It’s self-evident that technology has made the job of writing much easier. The word-processor is a far more efficient and effective tool than the typewriter (although, with the advent of in-line spell-checking, you’d have thought the standard of spelling would improve). The Web has also provided a low-cost distribution channel, which gives even the meanest of scribblers access to a potential worldwide audience. And then there’s the access the Web gives to useful information. Of course, you need filters firmly in place – there’s a lot of crap out there masquerading as “fact”.
It occurred to me recently that it’s not just in the “business” of writing that technology has proven a boon. Yes, it has expanded the possibilities for plots, but it has also affected the mechanics of plots. A particular example of this came to mind. Take a story written, or set, for example, in the first half of the Twentieth Century…
In order to advance the plot, the protagonist has to track down the femme fatale. He’s met her, but suspects the name she gave him was false. He can either ask about at the location where he met her, in the hope that someone recognises his description and so provides her correct name.

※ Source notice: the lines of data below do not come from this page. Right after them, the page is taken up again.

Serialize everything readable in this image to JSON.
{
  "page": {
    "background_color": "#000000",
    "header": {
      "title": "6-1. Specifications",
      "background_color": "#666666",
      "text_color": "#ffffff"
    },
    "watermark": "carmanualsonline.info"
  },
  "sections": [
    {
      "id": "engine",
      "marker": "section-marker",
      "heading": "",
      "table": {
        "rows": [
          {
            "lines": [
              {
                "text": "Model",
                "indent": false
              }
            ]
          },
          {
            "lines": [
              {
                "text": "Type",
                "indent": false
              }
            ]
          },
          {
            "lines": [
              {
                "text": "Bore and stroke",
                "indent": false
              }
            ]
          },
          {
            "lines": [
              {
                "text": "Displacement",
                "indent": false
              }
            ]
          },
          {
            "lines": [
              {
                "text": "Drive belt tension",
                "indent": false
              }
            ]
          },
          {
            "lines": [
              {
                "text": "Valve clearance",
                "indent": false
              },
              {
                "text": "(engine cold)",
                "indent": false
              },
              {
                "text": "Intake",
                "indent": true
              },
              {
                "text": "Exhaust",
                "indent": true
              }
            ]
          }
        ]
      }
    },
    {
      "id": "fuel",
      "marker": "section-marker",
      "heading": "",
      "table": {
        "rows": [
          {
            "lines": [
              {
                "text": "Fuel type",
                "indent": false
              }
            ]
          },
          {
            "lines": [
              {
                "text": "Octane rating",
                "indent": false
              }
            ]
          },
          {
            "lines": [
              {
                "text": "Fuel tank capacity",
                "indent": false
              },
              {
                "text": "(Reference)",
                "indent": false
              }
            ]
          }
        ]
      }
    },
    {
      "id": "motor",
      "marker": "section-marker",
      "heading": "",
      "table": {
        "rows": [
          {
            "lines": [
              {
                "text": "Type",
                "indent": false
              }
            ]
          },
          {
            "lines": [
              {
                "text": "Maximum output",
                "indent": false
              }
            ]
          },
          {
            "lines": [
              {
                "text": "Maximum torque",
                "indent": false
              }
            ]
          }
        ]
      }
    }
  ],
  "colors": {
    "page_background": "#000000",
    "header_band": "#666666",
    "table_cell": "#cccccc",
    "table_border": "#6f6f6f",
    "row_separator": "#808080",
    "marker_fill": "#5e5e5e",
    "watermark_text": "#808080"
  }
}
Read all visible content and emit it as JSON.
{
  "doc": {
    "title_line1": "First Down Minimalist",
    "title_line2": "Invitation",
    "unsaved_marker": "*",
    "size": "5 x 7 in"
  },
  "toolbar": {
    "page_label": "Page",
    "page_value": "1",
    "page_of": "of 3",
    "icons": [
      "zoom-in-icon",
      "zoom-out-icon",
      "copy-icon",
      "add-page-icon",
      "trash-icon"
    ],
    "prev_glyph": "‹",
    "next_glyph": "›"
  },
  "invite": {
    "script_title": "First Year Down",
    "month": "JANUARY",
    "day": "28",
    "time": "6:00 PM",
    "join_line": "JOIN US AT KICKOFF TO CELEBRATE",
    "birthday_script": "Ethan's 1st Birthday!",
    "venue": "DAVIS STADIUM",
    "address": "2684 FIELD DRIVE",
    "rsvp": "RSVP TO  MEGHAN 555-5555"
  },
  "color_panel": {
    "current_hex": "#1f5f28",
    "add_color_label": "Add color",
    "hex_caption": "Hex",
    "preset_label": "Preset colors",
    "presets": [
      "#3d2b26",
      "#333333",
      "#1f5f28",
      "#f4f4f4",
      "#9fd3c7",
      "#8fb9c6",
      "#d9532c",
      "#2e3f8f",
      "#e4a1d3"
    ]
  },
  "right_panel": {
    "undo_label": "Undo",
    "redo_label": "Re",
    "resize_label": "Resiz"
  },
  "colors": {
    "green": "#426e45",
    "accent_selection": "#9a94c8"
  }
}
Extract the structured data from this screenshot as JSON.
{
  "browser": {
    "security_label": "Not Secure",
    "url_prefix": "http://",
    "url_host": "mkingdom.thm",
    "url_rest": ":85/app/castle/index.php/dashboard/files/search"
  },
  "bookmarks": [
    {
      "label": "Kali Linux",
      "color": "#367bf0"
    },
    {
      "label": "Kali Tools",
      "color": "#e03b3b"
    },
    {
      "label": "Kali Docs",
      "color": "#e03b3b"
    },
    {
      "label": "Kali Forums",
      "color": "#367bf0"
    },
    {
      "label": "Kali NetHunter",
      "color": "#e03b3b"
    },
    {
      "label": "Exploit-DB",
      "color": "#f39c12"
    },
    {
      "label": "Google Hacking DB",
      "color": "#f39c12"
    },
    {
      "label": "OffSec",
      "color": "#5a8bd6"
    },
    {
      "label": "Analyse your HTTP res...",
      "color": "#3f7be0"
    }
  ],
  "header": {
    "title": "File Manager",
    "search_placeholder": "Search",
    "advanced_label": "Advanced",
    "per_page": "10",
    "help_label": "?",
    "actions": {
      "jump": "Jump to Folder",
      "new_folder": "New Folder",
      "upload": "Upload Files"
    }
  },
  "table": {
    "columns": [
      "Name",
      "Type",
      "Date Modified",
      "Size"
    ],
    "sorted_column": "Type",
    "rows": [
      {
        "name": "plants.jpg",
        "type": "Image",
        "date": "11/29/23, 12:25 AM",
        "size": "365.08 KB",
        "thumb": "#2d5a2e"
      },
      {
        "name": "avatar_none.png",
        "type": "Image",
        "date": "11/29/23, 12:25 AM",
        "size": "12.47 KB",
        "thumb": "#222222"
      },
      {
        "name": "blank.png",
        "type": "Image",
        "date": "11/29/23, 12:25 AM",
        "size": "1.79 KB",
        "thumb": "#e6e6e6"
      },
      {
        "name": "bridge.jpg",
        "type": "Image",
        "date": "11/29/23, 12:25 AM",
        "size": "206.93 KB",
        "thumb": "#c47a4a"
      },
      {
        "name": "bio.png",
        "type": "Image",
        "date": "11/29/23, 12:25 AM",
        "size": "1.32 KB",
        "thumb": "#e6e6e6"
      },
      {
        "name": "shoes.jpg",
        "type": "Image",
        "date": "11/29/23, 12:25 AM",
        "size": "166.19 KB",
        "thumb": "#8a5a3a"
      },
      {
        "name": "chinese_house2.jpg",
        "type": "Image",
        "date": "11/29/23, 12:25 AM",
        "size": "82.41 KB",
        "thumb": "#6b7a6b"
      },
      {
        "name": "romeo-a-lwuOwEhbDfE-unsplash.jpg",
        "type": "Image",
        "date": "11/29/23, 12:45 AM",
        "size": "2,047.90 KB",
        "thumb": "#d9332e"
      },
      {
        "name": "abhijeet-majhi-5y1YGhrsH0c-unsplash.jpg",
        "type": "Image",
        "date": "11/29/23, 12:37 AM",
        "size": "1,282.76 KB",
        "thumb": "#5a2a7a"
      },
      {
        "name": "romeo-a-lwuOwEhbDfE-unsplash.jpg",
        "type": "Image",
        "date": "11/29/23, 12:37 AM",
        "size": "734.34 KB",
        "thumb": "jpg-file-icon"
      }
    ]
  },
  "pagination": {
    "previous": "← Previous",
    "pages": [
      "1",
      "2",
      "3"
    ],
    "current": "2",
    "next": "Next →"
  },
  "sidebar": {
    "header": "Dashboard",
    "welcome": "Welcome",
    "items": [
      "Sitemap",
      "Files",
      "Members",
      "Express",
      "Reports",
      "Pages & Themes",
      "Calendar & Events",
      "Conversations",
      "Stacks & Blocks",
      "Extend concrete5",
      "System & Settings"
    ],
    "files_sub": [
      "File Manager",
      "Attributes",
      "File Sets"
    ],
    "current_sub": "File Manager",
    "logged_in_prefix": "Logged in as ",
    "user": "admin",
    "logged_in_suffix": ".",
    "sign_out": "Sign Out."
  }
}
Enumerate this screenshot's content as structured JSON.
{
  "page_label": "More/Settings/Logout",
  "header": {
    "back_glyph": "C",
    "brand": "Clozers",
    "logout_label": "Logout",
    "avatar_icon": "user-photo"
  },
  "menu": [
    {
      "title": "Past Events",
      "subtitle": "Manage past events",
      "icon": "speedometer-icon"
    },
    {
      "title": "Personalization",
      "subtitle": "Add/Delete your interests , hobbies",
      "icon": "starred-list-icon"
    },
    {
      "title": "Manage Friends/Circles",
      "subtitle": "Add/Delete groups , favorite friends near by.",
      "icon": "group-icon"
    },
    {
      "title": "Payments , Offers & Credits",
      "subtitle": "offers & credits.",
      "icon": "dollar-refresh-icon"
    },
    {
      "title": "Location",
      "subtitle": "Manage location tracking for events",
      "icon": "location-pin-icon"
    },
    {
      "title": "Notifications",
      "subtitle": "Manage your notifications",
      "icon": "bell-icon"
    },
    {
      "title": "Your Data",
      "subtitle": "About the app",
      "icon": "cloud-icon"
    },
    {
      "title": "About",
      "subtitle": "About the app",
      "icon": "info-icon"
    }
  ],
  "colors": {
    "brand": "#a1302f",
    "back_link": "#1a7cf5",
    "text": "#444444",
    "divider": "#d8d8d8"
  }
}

Or, and this is a common technique in stories of this ilk, he stumbles across a photograph of her in the local newspaper’s society pages. A lucky coincidence. And the plot moves on.
Let’s transpose our story to the Twenty-First Century – or even after. Our protagonist could still find his femme fatale using leg-work. Or…
He could search the Web.
It’s not unlikely that the woman should appear somewhere on the Internet. In fact, these days it’s almost certain. Almost everyone is there somewhere – especially a woman who would appear in a newspaper’s society pages… It’s only a matter of defining plausible search criteria for the protagonist to use – a visual search may not be commonplace at the moment, but soon it may well be trivial. Our plot no longer needs an incredible coincidence to advance. Technology has given us a much more plausible alternative. And if this is science fiction, then there’s nothing stopping us inventing even more useful tools. Providing, of course, they’re consistent within the universe of the story, and not too wildly implausible in and of themselves.
The Web itself may not have been foreseen forty years ago – Bill Gates himself famously predicted the CD-ROM would be the “next big thing” in personal computing in the first edition of The Road Ahead in 1995 – but the Web does not contradict what we currently know about our world and the universe. Well, not unless you’re looking it up on the Conservapedia, that is.
Science fiction, however… Well, these days, sf seems all too ready to throw the laws of physics out of the window. It’s not just the sort of stuff that’s been rejected by Mundane SF – i.e., anything that isn’t “a believable use of technology and science as it exists at the time the story is written”. Media sf – films and television – has given us, for example, spaceships that rumble (sound doesn’t carry in a vacuum), spaceships that swoop and bank in space (so much for Newton’s Laws), not to mention all those alien races which happen to bear a remarkable resemblance to humans.
But does sf really need to adhere so rigorously to the laws of physics? Okay, sound in space is just plain silly. But, to me, the faster-than-light drive is a literary device. It doesn’t have to be scientifically plausible, it only needs to get the characters from A to B, the plot from Y to Z.The distances involved in interstellar travel make most plots set outside the Solar system impossible. Some have tried: William Barton’s Dark Sky Legion posits a slower-than-light human empire held together by agents who travel for thousands of years from world to world, ensuring none stray too far from the imperial template. It’s an excellent novel. Also excellent are Alastair Reynolds’ Revelation Space novels, which feature slower-than-light travel. In both cases, the lack of FTL is a world-building choice by the authors.
And so back to my point about googling for the femme fatale. Most people don’t know how a Web search works. It’s black box technology. And there’s no need to explain its workings when it’s used in a story. It’s a plot enabler. It also happens to be real. FTL is not real, but it’s also chiefly there to enable the plot. The same can be said of other non-Mundane elements in a science fiction story. Time travel. Alien races. A statistically unlikely abundance of Earth-like worlds. Artificial Intelligence.
Technology has expanded the range of plot enablers available in science fiction. Or, at the very least, it has provided opportunities to conceive of new ones. We know more about the universe now than writers back in the 1940s did, and yet all many sf authors have done is trick up those old inventions – FTL, and ever more ludicrous weaponry, for example – in modern scientific jargon. Where’s the leap equivalent to society pages –> Google? Science fiction often seems to be a history of discrete ideas – time travel, FTL, the Singularity… And because the focus is on those ideas as ideas, their role in enabling the plot is ignored.
And so the plot mechanics remain unchanged – and the gloss gets glossier, the surface gets more polished, and science fiction turns yet more escapist and less relevant…
(This has been a Monday morning ramble, and may well be followed up at a later date when I’ve managed to construct a coherent argument out of the thoughts which resulted in the above.)